Even with the influx of breast cancer screenings and checkups, the symptoms of breast cancer can often go ignored, especially for younger women. Breast cancer is typically known as an older person’s disease, so young women, and sometimes even young men, can often miss those early signs of breast cancer.
Most breast cancers are discovered by women during regular everyday activities like bathing or getting dressed. It’s super important to know how your breasts typically feel and look and to be alert for any signs and symptoms of breast cancer, such as a lump, which can help you detect the cancer early, when it is the easiest to treat the disease.
Research shows that regular breast self exams are not actually the best way to detect cancer early. But being aware of how your breasts typically look and feel and scheduling a doctor’s appointment as soon as you notice any abnormalities and changes can help you get diagnosed early. Most breast cancers are detected during daily activities like applying deodorant, showering and scratching, and it is recommended that women see a doctor if they have one or more symptoms of breast cancer, even if the symptoms seem mild.
The symptoms of breast cancer
Most breast changes are caused by hormonal conditions or cycles that are less worrying than breast cancer, but if you do spot or experience any breast cancer symptoms, even mild ones, you should see a doctor right away. Here are some breast cancer symptoms to watch out for:
● A lump in the breast or armpit. A lump in the armpit or breast is the most common symptom of breast cancer, so you should see a doctor right away if you spot a lump. Patients often describe this lump as a ball or a nodule, and the lumps might feel rubbery and soft or hard. You might not be able to see the lump, unless you have very small breasts or the lump is very large, so it’s important that you feel around your breasts in order to see if you have any lumps.
● Skin redness. Skin redness on your breasts is another common symptom of breast cancer.
● Dimpling or puckering on the breast. If you see any dimpling or puckering on the breast, you should schedule a doctor’s appointment and get it checked out right away.
● Scaliness on the nipple. If you spot scaliness on your nipple, this is another common sign of breast cancer. This scaliness can sometimes extend to the areola.
● Discharge from the nipple. Discharge from the nipple is another common sign of breast cancer.
● Nipple changes. If you spot any changes in your nipples, this can be another common sign of breast cancer.

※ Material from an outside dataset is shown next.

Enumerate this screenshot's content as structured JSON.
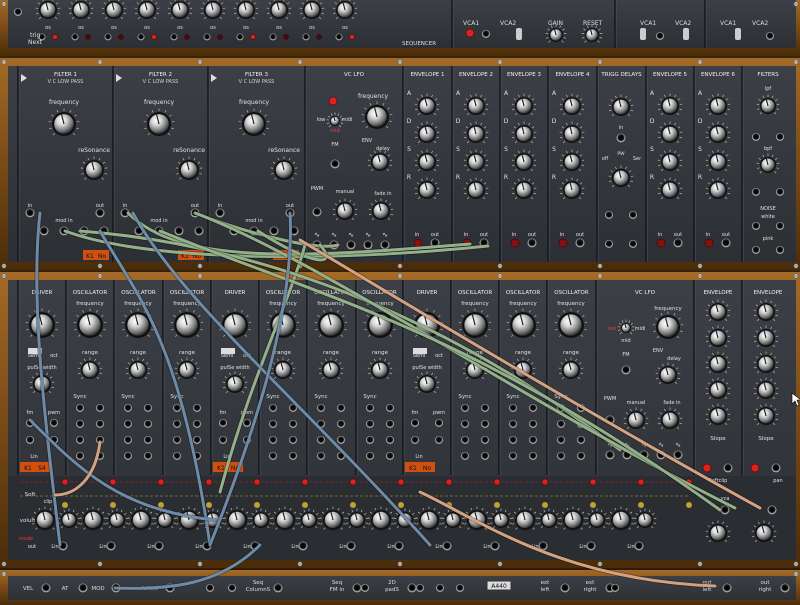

Nipple changes might include the nipple turning inward or pulling to one side or changing direction.
● Ulcer on the breast or nipple. An ulcer on either your breast or nipple is another common sign of breast cancer. The ulcer on your nipple can sometimes extend to the areola.
● Thickening of the skin. Thickening of the skin on your breasts can be another common sign of breast cancer. This thickening of the skin usually results in an orange peel texture, so watch out for that and schedule a doctor’s appointment if you notice any thickening of the skin, especially with the orange peel texture.
Most of these signs and symptoms only apply to women. While it is rare, men can also get breast cancer, and the most common symptoms of breast cancer in men are dimpling, discharge and lumps.
How to reduce your risk of breast cancer
Early detection, and contacting a breast surgeon Adelaide if you choose to go that route, is certainly important when it comes to breast cancer, but it is also super important to do what you can to reduce your risk. There are so many lifestyle choices you can make to reduce your risk of breast cancer.
● Stay lean after menopause. Maintaining a healthy weight and a low amount of body fat, as well as consuming a healthy diet, can help reduce your risk.
● Get active and sit less. We also recommend at least 150 minutes of moderate exercise or 75 minutes of vigorous exercise per week, including strength training at least twice per week.
● Avoid alcohol. If you drink alcohol, we recommend limiting yourself to no more than one drink per day if you are a woman and no more than two drinks per day if you are a man.
● Choose to breastfeed. We recommend breastfeeding exclusively for six months after giving birth and continuing to breastfeed even when other foods are introduced.
● Manage hormones naturally. If you are going through menopause, we recommend trying non-hormonal methods of managing your symptoms before turning to hormone replacement therapy.